July 22, 2021

4 Steps for Better Brain Health

Written By: Brooks Kenny
Mother and daughter helping Grandmother with tablet

If you’re worried about brain health – for yourself or your loved one – you’re not alone. Millions of people are asking the same questions: How can I keep my brain healthy? What should I do if I notice changes in my memory? How can I help an older loved one with changes in their memory?

I know, because I’ve wrestled with these questions too. When we started to notice changes in my mother-in-law’s memory, our family knew we had to help her – but we weren’t sure what was happening or what we should do next. Finding those answers and a diagnosis ended up taking years. It was a long, confusing, and frustrating journey.

But it doesn’t have to be. Our story, and millions of others, show why empowering people to focus on brain health is so important. It’s critical for people of all ages and all communities, but especially older adults and their families, elder caregivers, and those who have symptoms or a diagnosis of Alzheimer’s disease.

Brain Health Q&A Made Easy with BrainGuideTM
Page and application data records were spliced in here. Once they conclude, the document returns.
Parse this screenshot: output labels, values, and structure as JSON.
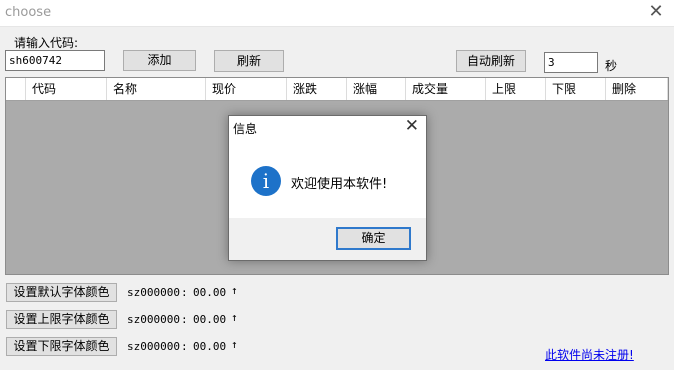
{
  "window": {
    "title": "choose",
    "close_glyph": "✕"
  },
  "input_area": {
    "code_label": "请输入代码:",
    "code_value": "sh600742",
    "add_label": "添加",
    "refresh_label": "刷新",
    "auto_refresh_label": "自动刷新",
    "interval_value": "3",
    "seconds_label": "秒"
  },
  "table": {
    "columns": [
      "代码",
      "名称",
      "现价",
      "涨跌",
      "涨幅",
      "成交量",
      "上限",
      "下限",
      "删除"
    ]
  },
  "color_settings": [
    {
      "button": "设置默认字体颜色",
      "code": "sz000000",
      "sep": ":",
      "value": "00.00",
      "arrow": "↑"
    },
    {
      "button": "设置上限字体颜色",
      "code": "sz000000",
      "sep": ":",
      "value": "00.00",
      "arrow": "↑"
    },
    {
      "button": "设置下限字体颜色",
      "code": "sz000000",
      "sep": ":",
      "value": "00.00",
      "arrow": "↑"
    }
  ],
  "register_link": "此软件尚未注册!",
  "dialog": {
    "title": "信息",
    "close_glyph": "✕",
    "icon": "info-icon",
    "icon_glyph": "i",
    "message": "欢迎使用本软件!",
    "ok_label": "确定"
  },
  "colors": {
    "grid_bg": "#ababab",
    "info_icon": "#1d72c9",
    "link": "#0000ee"
  }
}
Asking your brain health questions is always the first step. BrainGuideTM by UsAgainstAlzheimer’s has answers that may help. The platform offers confidential memory questionnaires and tailored resources, so that you take the best next steps with confidence, no matter where you are in your journey. Best of all, it’s free and easy to access, so you can find information when you need it.

We built BrainGuide with the help of people living with Alzheimer’s disease, as well as caregivers. Everyone wanted a friendly, safe place to learn more about their own brain health and get answers. We want BrainGuide to be that place.

BrainGuide is already helping people prioritize brain health for themselves and their families. Since its launch in early 2021, close to 200,000 people have used BrainGuide. It’s been featured by Mandy Moore on the TODAY Show and covered by journalists across North America.

This is all part of the growing focus on brain health around the world. As scientists deepen their understanding of the brain, we’re learning more and more about what we can do to keep it healthy.

Four Key Steps Everyone Can Take for Brain Health

Learn the brain health basics.

Brain health includes the everyday steps we can all take to keep our brains and our memory healthy, like diet, exercise, sleep, and controlling other conditions. Research shows that up to 40% of the risk for Alzheimer’s and dementia can be reduced with these kinds of factors. Read the “Keep Your Brain Healthy” section of the BrainGuide website to learn more.

Nurse Directed Care

Take simple steps to keep your brain healthy.

Once you’ve learned about brain health, make a plan for how to take control of yours. Simple changes can make a meaningful difference, and it’s never too early – or too late – to get started. Join the 30-Day Brain Health Challenge for ideas, tips, and reminders.

Start a brain health conversation with your doctor.

Your doctor can help you assess brain health, make a plan, and look into any changes to your memory or other signs of disease. If you’ve noticed these changes, it’s important to talk to your doctor right away. And if you haven’t, it’s still a good idea to proactively start the conversation about brain health. This resource can help you get ready.

Caregiving Resources

Help your family members embrace their brain health.

You can be a brain health hero for your family. This is especially important if you’re worried about changes in an older person’s memory or behavior. You can help them look into the changes, talk to a doctor, and get help early – when it’s the most beneficial.

BrainGuide can help with all of these steps. It is free and easy to access online at www.mybrainguide.org and by phone at 855-BRAIN-411.

BrainGuide provides memory questionnaires that you can take on behalf of yourself or someone you care about. Once the questionnaire is complete, BrainGuide offers a set of tailored resources based on the answers you provided. Privacy is protected, and responses are not recorded or shared with anyone. BrainGuide does not provide a diagnosis. Only a doctor can do that with more information.

I wish this tool had been available when our family was facing Alzheimer’s disease. I believe it would have empowered us with information and made our journey easier and simpler. And I’m deeply proud that it’s now available to help people and families like ours.

With today’s new tools and information, you have the power to act on brain health for yourself and those you love. I encourage you to join the thousands of people who are taking control of their brain health or stepping up to help a family member by sharing this article and BrainGuideTM with them.

Brooks Kenny is the General Manager of BrainGuideTM and Executive Director of WomenAgainstAlzheimer’s.

Person-Centered Dementia Care

Home Instead CAREGivers are trained using a one-of-a-kind protocol for Alzheimer’s and other dementias. Our person-centered approach honors your loved one and preserves their dignity.
Caregiver and senior looking at tablet